Riders across the country are glad to see Dougie Hannum driving his car into their driveway or walking down their barn aisle at a competition. When they see him, they know their horses are about to feel much better.
Hannum has been a therapist to horses at the highest levels and to horses just starting out for almost four decades, at six Olympic Games and at competitions from New Jersey to California. And his mission hasn’t really changed.
“It’s hard to really say what I do. But what we try to do is to give the horse the best opportunity to give the best performance. We try to set a horse up for his maximum performance,” said Hannum.
That means that he looks at the whole horse, not just parts of the horse. And if the horse appears to be sore in his hindquarters, Hannum tries to figure out why. In the meantime, he treats the symptoms too, with treatments like cold-laser therapy, magnetic-blanket therapy, specific pain- or inflammation-reducing topical products, and, especially, handwork and manipulation.
“Across the board, in all the disciplines, it’s body soreness that we treat—muscles and soft tissue,” he said.
“We try to teach people about a good management program for their horses so that they can help us maintain their horses as athletes,” added Hannum. “And it doesn’t really matter what level the horse is competing at. Sure, the higher the level, the higher the risk, but it all comes back to the same things. I mean, a horse is a horse.”

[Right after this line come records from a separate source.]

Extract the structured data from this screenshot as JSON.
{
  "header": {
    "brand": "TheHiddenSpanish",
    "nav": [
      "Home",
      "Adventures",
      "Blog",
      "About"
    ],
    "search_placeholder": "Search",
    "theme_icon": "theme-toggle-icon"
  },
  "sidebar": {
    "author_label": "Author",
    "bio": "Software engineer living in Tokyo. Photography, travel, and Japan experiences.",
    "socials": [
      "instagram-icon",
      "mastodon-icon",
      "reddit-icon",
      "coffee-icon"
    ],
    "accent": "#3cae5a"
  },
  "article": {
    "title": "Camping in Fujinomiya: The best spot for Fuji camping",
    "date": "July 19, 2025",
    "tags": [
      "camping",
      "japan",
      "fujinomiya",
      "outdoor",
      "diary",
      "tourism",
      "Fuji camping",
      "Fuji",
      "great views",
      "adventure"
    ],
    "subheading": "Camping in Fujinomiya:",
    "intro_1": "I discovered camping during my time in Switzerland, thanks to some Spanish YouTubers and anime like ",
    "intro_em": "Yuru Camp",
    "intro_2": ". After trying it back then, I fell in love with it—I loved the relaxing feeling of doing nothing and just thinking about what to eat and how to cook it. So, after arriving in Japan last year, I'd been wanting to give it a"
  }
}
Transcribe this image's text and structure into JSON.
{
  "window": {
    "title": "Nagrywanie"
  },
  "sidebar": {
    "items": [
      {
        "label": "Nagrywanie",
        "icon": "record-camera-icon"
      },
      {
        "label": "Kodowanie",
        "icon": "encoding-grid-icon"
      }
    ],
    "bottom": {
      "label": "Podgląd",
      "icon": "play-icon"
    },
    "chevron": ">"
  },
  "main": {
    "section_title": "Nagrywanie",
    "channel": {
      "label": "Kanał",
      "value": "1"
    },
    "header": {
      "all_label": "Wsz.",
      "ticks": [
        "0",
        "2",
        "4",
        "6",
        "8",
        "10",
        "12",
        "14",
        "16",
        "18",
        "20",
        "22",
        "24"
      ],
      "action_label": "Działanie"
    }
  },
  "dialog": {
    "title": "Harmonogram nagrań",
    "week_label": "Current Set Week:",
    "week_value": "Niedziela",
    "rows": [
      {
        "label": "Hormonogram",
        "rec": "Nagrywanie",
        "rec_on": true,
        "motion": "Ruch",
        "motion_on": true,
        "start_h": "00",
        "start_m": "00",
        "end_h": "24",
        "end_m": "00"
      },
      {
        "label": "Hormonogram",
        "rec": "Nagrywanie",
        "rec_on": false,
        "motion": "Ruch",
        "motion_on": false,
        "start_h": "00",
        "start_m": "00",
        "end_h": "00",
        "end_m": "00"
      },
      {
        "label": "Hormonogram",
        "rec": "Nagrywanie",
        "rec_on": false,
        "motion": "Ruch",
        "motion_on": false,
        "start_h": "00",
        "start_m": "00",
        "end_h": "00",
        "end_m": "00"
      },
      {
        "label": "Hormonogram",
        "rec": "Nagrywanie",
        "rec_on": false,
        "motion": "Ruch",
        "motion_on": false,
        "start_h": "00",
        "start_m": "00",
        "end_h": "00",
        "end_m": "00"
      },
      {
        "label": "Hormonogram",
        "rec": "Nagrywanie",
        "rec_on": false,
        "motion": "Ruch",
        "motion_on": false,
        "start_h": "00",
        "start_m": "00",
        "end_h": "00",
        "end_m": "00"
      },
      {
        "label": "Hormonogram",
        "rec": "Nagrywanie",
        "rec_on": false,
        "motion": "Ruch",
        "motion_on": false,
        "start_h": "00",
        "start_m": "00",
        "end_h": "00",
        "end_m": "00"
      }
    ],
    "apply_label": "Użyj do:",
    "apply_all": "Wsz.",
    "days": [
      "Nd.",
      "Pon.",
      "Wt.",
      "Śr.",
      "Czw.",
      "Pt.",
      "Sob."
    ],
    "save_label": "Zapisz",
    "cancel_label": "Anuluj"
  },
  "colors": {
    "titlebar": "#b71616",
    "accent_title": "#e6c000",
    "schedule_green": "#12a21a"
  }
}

If you ask Hannum to evaluate and work on your horse, he’ll be willing to listen to you describe what you’re feeling or what your horse’s symptoms are—but mostly because he might hear a clue to the problem. No matter what you say, he’s going to examine your horse in the same deliberate fashion he examines every single horse—he’s going to run his hands over him from poll to tail, on both sides of his body, to see what he feels.
And along the way you might see him wince, you might hear him let out a sigh, and you might even hear him whistle. When he does any of those, it means he’s found something, and there’s a good chance that what he’s found isn’t what you were expecting.